There is much to commend in the new Maitland Hospital model –particularly cancer services –and it is clear Mr Hazzardhas consulted widely to address people’s quite reasonable concerns.

There are obvious questions that still need to be answered, but the minister deserves credit for listening to the community, and responding.

Issue: 38,542

Edgeworth goalkeeper Nate Cavaliere takes chance with both handsphotos

FLYING EAGLE: Edgeworth goalkeeper Nate Cavaliere in full flight during the FFA Cup. Picture: Max Mason-HubersOn paper at least,or from the outside, it might not have seemed the smartest of moves for Nate Cavaliere.

Nate Cavaliere’s leap of faith to Edgeworth rewarded | photos TweetFacebookThe 23-year-old goalkeeperhad spenttwo years in the shadow of veteran Brad Swancott atLambton Jaffas, but instead of moving down to a lower-ranked team in search of game time, Cavaliere went to the top.

Cavaliere joined Edgeworth, who had just finished a second season of domination in the Northern NSW National Premier League. Jim Fogarty had been the mainstay in goalsand even secured a short-term deal with the Newcastle Jets as injury cover last November.

Coach Damian Zane, though, was keen to increase competition for spots and Cavaliere was up for the challenge.

Fifteen games in, Cavaliere is statistically the bestin the NPL.

He has started in every game for the league-leading Eagles, whohave the best defensive record, with just 10 goals conceded. He also has seven clean sheets to have the NPL goalkeeping award all but secured, and he’s helped his team into the FFA Cup round of 32.

And all in his first full season of top-grade NPL action, a fact that most excites Zane.

“We didn’t promise him anything,” Zane said.“But he came in, Jim was away on holidays, and Nate got his shot and did nothing wrong.

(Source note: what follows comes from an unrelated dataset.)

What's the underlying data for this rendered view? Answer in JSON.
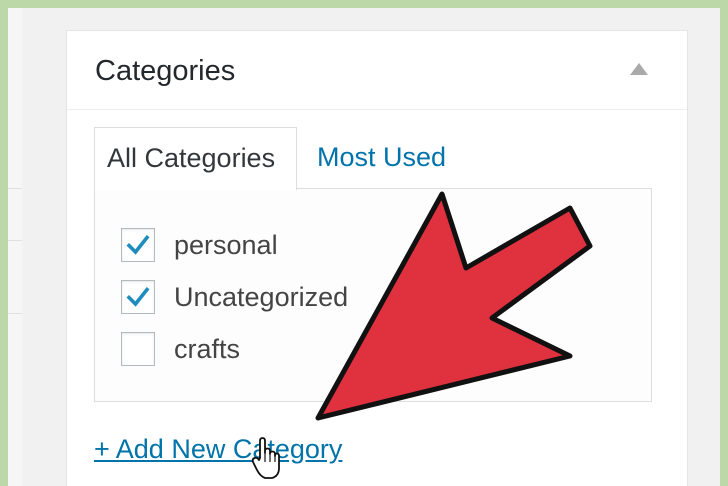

“You could say it’s easy to keep your spot behind our defence but I said to the keepers, ‘any mistake will be getting punished’, justbecause they are all there and they want a fair go.

“But he hasn’t put a foot wrong and considering it’s his first year in first grade andgoalkeeping is all about experience, it’s exciting to think where he may be in a few years.”

Cavaliere was also highly valued at the Jaffas and was being groomed to take over from Swancott, who was expected to retire at the end of last season.However, the 37-year-old played on this year, prompting Cavaliere’s switch to the Eagles.

Cavaliere, though, had only gratitude for the Jaffas and was thankful for his time learning from Swancott.

“If you’ve got life in the legs, you want to keep going, so there’s no hard feelings there at all,” he said. “I’d be the same.”

Cavaliere, who spent three years at West Wallsend before joining Jaffas, said he had no expectations at Edgeworth.

“They give a lot of young players a chance out there and Zaney had always rewarded people for good performances,” he said. “I thought if I went there and did well, I’d get rewarded.”

He said standing behind the likes of Pat Wheeler and Josh Evans “makes my job easy” and he had quickly learned why the Eagles had become so successful.

“Just the attitude and atmosphere the players have,” he said.“It’s a never-say-die attitude and the training we put in, the intensity and quality is always there.Eventually that always shows on the pitch.”

Cavaliere, who works as a waiter and personal trainer,admitted to feeling intimidated initially training with the all-conquering squad but said they had welcomed himin and were “agreat bunch of lads”.

The Warners Bay junior has ambitions to play at a higher level but was focused on staying on top in his breakthrough season at the Eagles.

“I don’t want to get too far ahead of myself,” he said.“I just want to keep my head down, do the right things at training, and hopefully it can continue.

”Usually at Edgeworth, which has been different than previous seasons for me, is sometimes you only get that one moment in games, and you’ve got to win it, so it’s a matter of staying focused for the whole 90.”